The only real connection between the toy and the cartoon is the brand. I'm still surprised that toys and cartoons aren't more interactive.
This snippet first appeared on December 6, 1987, as written by Bob Niedt in the ''Syracuse Herald American.''
The line of Mattel toys spills off of the ''Captain Power and the Soldiers of the Future'' syndicated television program, which can be seen on Central New York cable systems 10 a.m. Sundays via New York City's WPIX-TV.
But future soldiers, young or old, don't need the television show, bad as it is, to interface with the tube. A videocassette player will do just fine, thank you, since ''Captain Power'' programs are available for around $10 a hit.
But the hidden lessons of friendship and whatnot laced into the programs to make them a little more meaningful fall flat if one isn't armed. For that you need any or all of the Mattel accessories, including the Powerjet XT-7, the Phantom Striker, or the Interlocker, all in the $25-$40 range.
What makes these gadgets unique is that the bearer can shoot at the bad-guy robots on television — who shoot back.
Infrared light beams from the weapon can cause orange-and-red explosions on the screen if the enemy aircraft, for example, are ''hit.'' But at the same time, the television screen is firing back.
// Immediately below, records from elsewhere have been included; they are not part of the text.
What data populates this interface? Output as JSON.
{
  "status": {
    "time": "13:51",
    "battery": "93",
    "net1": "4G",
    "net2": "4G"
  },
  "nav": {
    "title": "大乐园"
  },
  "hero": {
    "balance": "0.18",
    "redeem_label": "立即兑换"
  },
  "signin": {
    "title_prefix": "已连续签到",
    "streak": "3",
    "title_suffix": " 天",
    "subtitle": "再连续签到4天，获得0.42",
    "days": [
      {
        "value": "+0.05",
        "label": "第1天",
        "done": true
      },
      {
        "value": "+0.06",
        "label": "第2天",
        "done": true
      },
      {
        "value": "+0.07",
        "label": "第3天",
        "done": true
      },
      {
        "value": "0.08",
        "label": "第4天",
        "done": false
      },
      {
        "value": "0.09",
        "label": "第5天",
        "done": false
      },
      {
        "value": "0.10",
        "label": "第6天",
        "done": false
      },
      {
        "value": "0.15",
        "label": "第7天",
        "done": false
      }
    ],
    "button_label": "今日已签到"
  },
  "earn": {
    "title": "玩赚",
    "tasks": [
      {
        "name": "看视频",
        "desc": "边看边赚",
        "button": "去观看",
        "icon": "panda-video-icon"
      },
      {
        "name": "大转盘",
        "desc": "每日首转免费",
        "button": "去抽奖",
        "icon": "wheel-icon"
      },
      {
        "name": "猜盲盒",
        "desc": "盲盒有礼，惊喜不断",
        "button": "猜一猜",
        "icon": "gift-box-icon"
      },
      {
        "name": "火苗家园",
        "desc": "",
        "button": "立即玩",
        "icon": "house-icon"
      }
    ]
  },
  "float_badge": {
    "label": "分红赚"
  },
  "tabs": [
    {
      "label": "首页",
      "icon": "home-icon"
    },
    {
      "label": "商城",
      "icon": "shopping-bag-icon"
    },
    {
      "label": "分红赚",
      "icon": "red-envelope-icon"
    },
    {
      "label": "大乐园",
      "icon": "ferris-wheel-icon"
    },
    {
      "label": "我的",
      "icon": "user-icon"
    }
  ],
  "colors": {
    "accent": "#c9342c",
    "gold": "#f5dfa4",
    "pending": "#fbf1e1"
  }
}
Light signals picked up by the hand-held devices may result in a ''hit'' from an enemy weapon, causing the Captain Power doll to eject from the cockpit mounted on the gadget.